Problem statement:
I would like each line of the data that holds the word "description" copied out.

Data listing:
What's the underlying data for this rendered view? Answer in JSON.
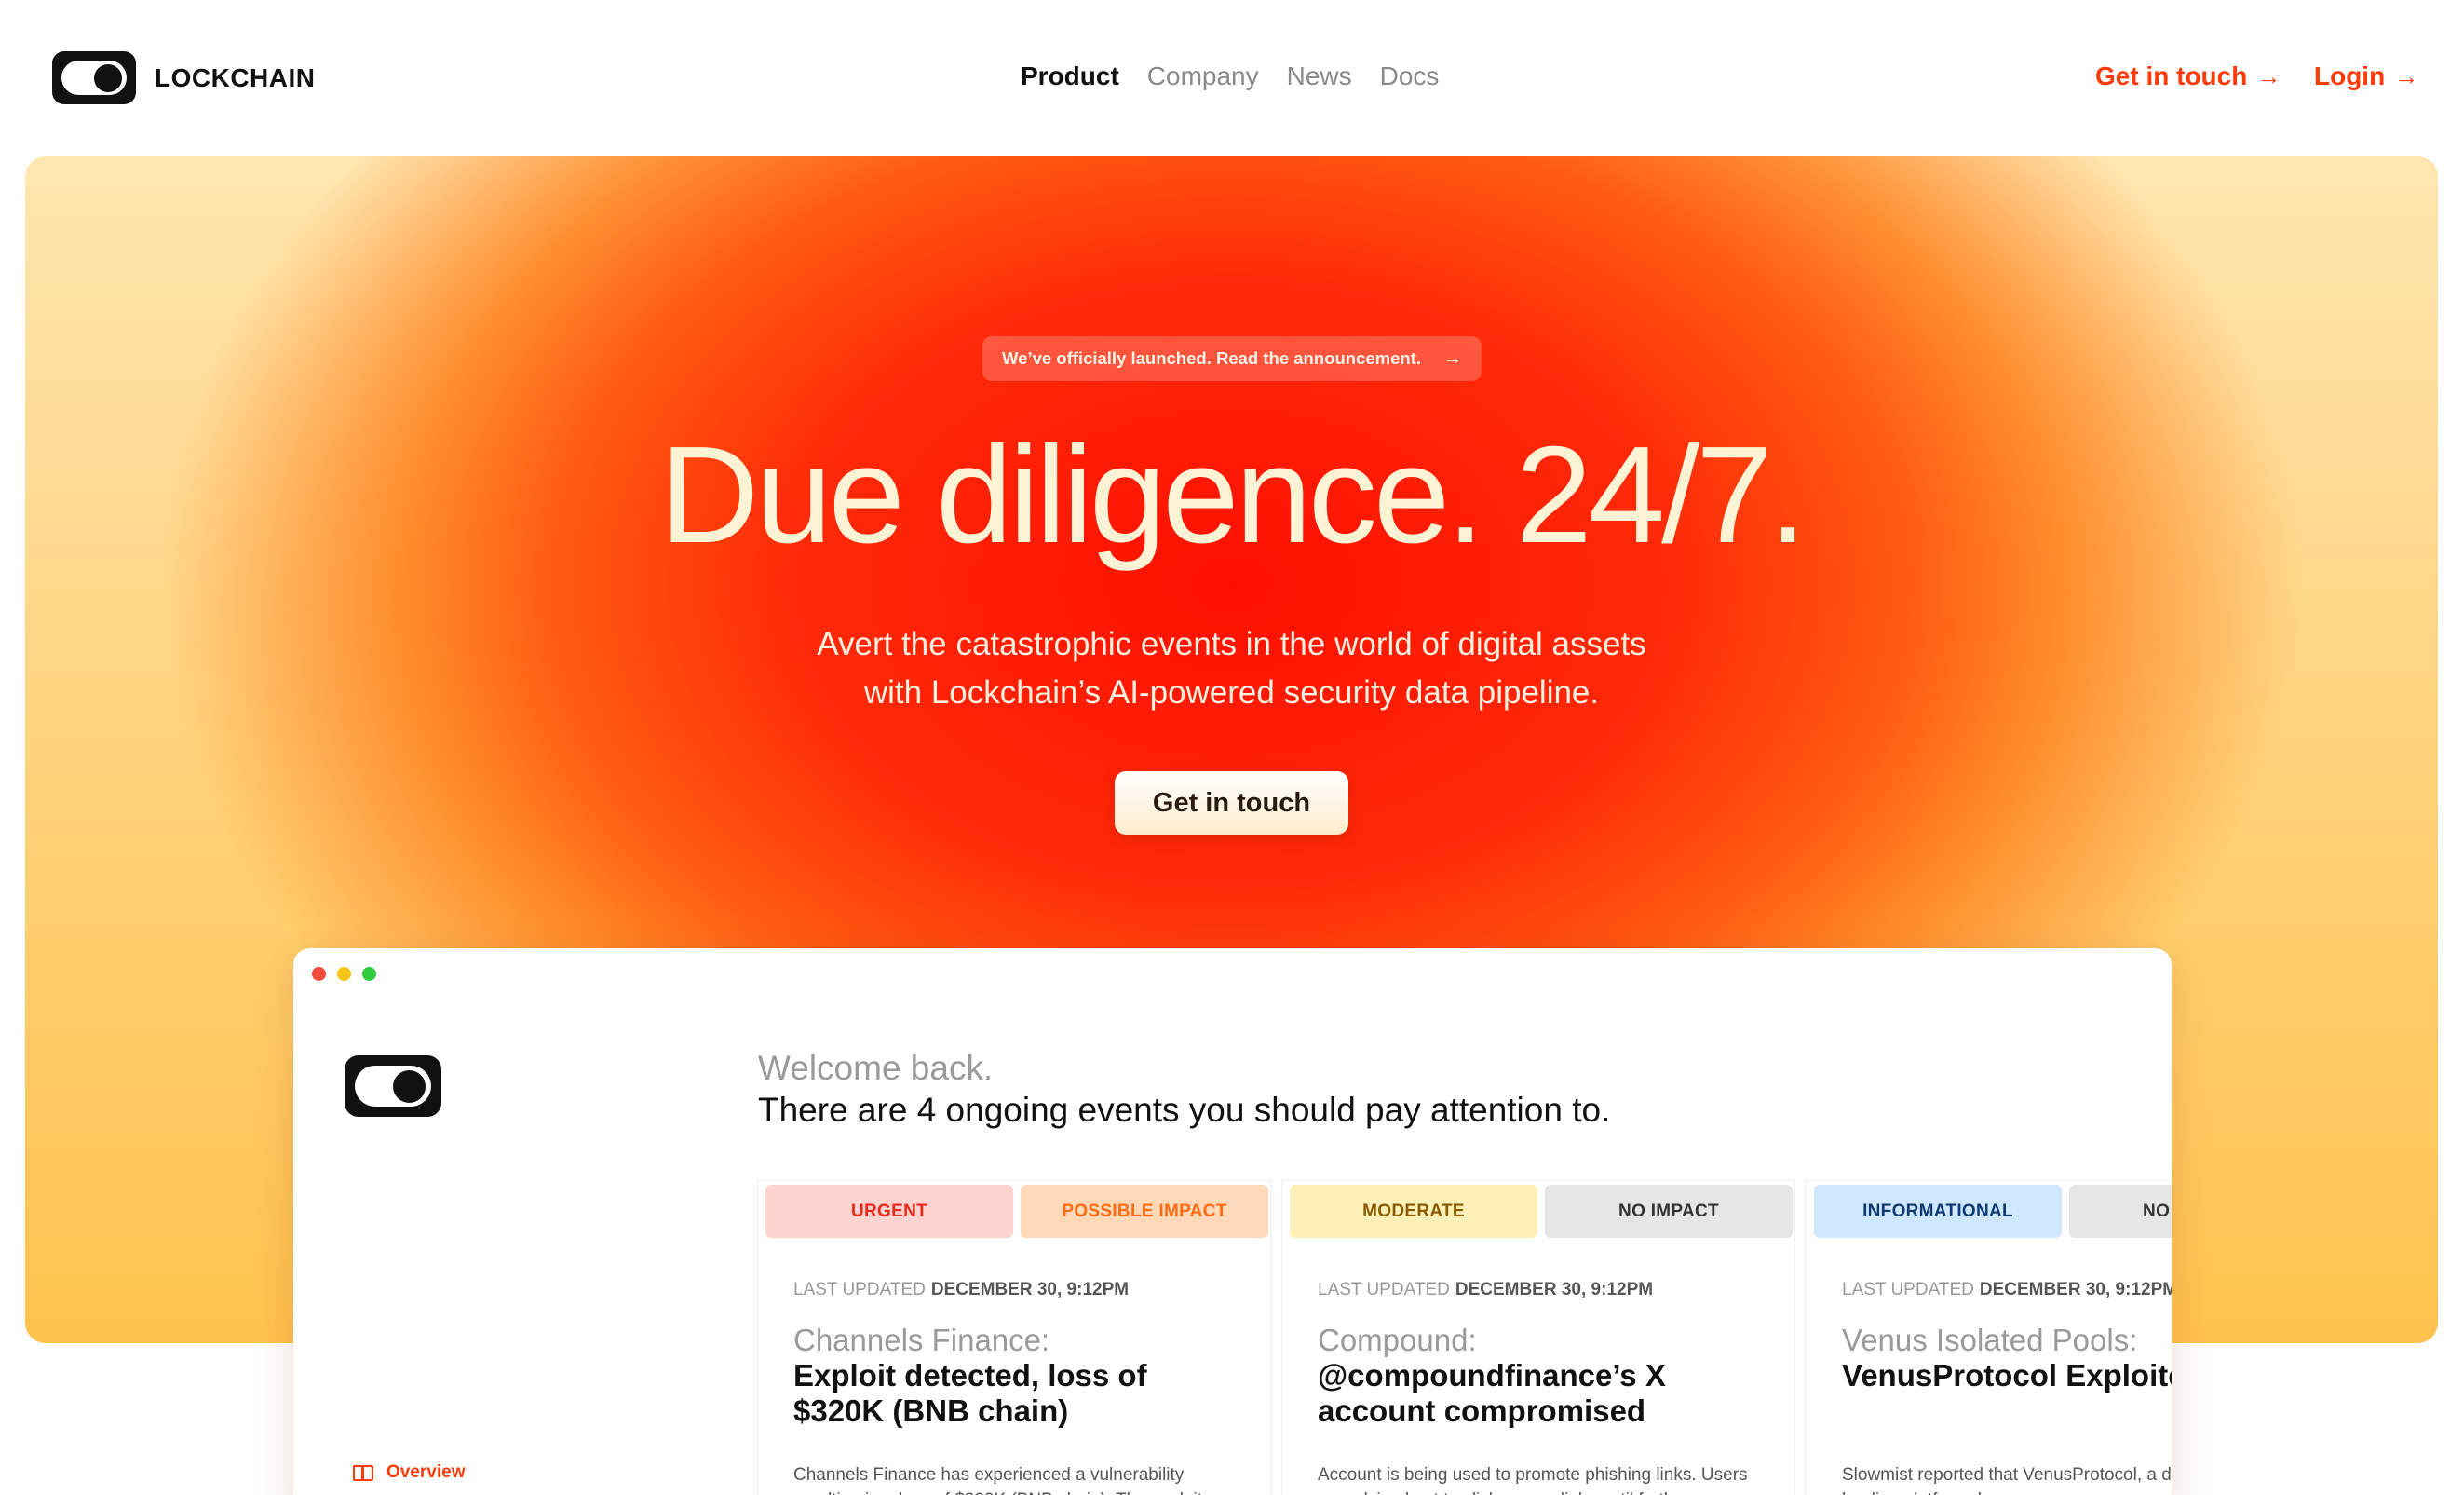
{
  "brand": {
    "name": "LOCKCHAIN"
  },
  "nav": {
    "links": [
      {
        "label": "Product",
        "active": true
      },
      {
        "label": "Company",
        "active": false
      },
      {
        "label": "News",
        "active": false
      },
      {
        "label": "Docs",
        "active": false
      }
    ],
    "cta_label": "Get in touch",
    "login_label": "Login",
    "arrow": "→"
  },
  "hero": {
    "announcement": "We’ve officially launched. Read the announcement.",
    "announcement_arrow": "→",
    "title": "Due diligence. 24/7.",
    "subtitle_line1": "Avert the catastrophic events in the world of digital assets",
    "subtitle_line2": "with Lockchain’s AI-powered security data pipeline.",
    "button": "Get in touch"
  },
  "colors": {
    "accent": "#ff3b0a",
    "hero_red": "#ff1a00",
    "hero_yellow": "#ffc24d"
  },
  "app": {
    "welcome": "Welcome back.",
    "headline": "There are 4 ongoing events you should pay attention to.",
    "sidebar": {
      "overview_label": "Overview",
      "overview_icon": "book-icon"
    },
    "columns": [
      {
        "tags": [
          "URGENT",
          "POSSIBLE IMPACT"
        ],
        "updated_label": "LAST UPDATED",
        "updated_value": "DECEMBER 30, 9:12PM",
        "pre_title": "Channels Finance:",
        "title": "Exploit detected, loss of $320K (BNB chain)",
        "description": "Channels Finance has experienced a vulnerability resulting in a loss of $320K (BNB chain). The exploit"
      },
      {
        "tags": [
          "MODERATE",
          "NO IMPACT"
        ],
        "updated_label": "LAST UPDATED",
        "updated_value": "DECEMBER 30, 9:12PM",
        "pre_title": "Compound:",
        "title": "@compoundfinance’s X account compromised",
        "description": "Account is being used to promote phishing links. Users are advised not to click on any links until further"
      },
      {
        "tags": [
          "INFORMATIONAL",
          "NO IMPACT"
        ],
        "updated_label": "LAST UPDATED",
        "updated_value": "DECEMBER 30, 9:12PM",
        "pre_title": "Venus Isolated Pools:",
        "title": "VenusProtocol Exploited",
        "description": "Slowmist reported that VenusProtocol, a decentralized lending platform, has rec"
      }
    ]
  }
}
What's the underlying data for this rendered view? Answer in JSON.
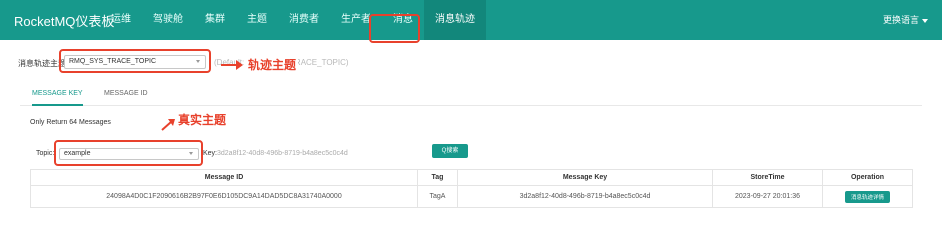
{
  "app": {
    "title": "RocketMQ仪表板"
  },
  "nav": {
    "items": [
      {
        "label": "运维"
      },
      {
        "label": "驾驶舱"
      },
      {
        "label": "集群"
      },
      {
        "label": "主题"
      },
      {
        "label": "消费者"
      },
      {
        "label": "生产者"
      },
      {
        "label": "消息"
      },
      {
        "label": "消息轨迹"
      }
    ],
    "active_index": 7,
    "language_label": "更换语言"
  },
  "trace_topic": {
    "label": "消息轨迹主题",
    "selected": "RMQ_SYS_TRACE_TOPIC",
    "hint": "(Default: RMQ_SYS_TRACE_TOPIC)"
  },
  "annotations": {
    "trace_topic_note": "轨迹主题",
    "real_topic_note": "真实主题",
    "color": "#e8412c"
  },
  "tabs": [
    {
      "label": "MESSAGE KEY"
    },
    {
      "label": "MESSAGE ID"
    }
  ],
  "info_text": "Only Return 64 Messages",
  "search": {
    "topic_label": "Topic:",
    "topic_selected": "example",
    "key_label": "Key:",
    "key_value": "3d2a8f12-40d8-496b-8719-b4a8ec5c0c4d",
    "button_label": "Q搜索"
  },
  "table": {
    "columns": [
      "Message ID",
      "Tag",
      "Message Key",
      "StoreTime",
      "Operation"
    ],
    "rows": [
      {
        "message_id": "24098A4D0C1F2090616B2B97F0E6D105DC9A14DAD5DC8A31740A0000",
        "tag": "TagA",
        "message_key": "3d2a8f12-40d8-496b-8719-b4a8ec5c0c4d",
        "store_time": "2023-09-27 20:01:36",
        "operation": "消息轨迹详情"
      }
    ]
  },
  "colors": {
    "primary": "#17998c",
    "annotation": "#e8412c"
  }
}
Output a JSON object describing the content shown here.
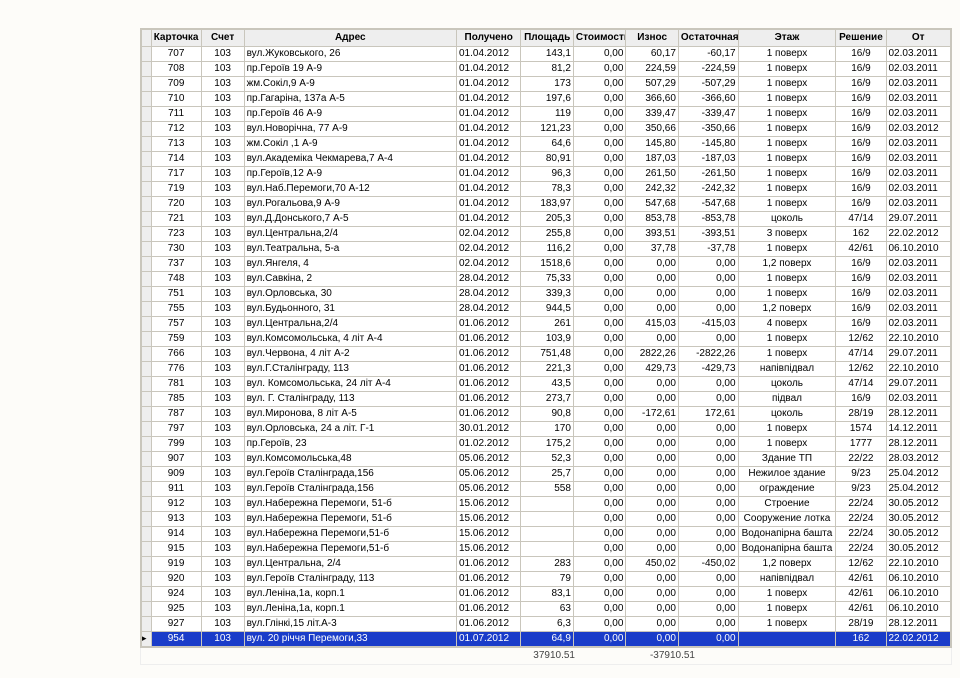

Answer to this task:
        "description": "Channels Finance has experienced a vulnerability resulting in a loss of $320K (BNB chain). The exploit"
        "description": "Account is being used to promote phishing links. Users are advised not to click on any links until further"
        "description": "Slowmist reported that VenusProtocol, a decentralized lending platform, has rec"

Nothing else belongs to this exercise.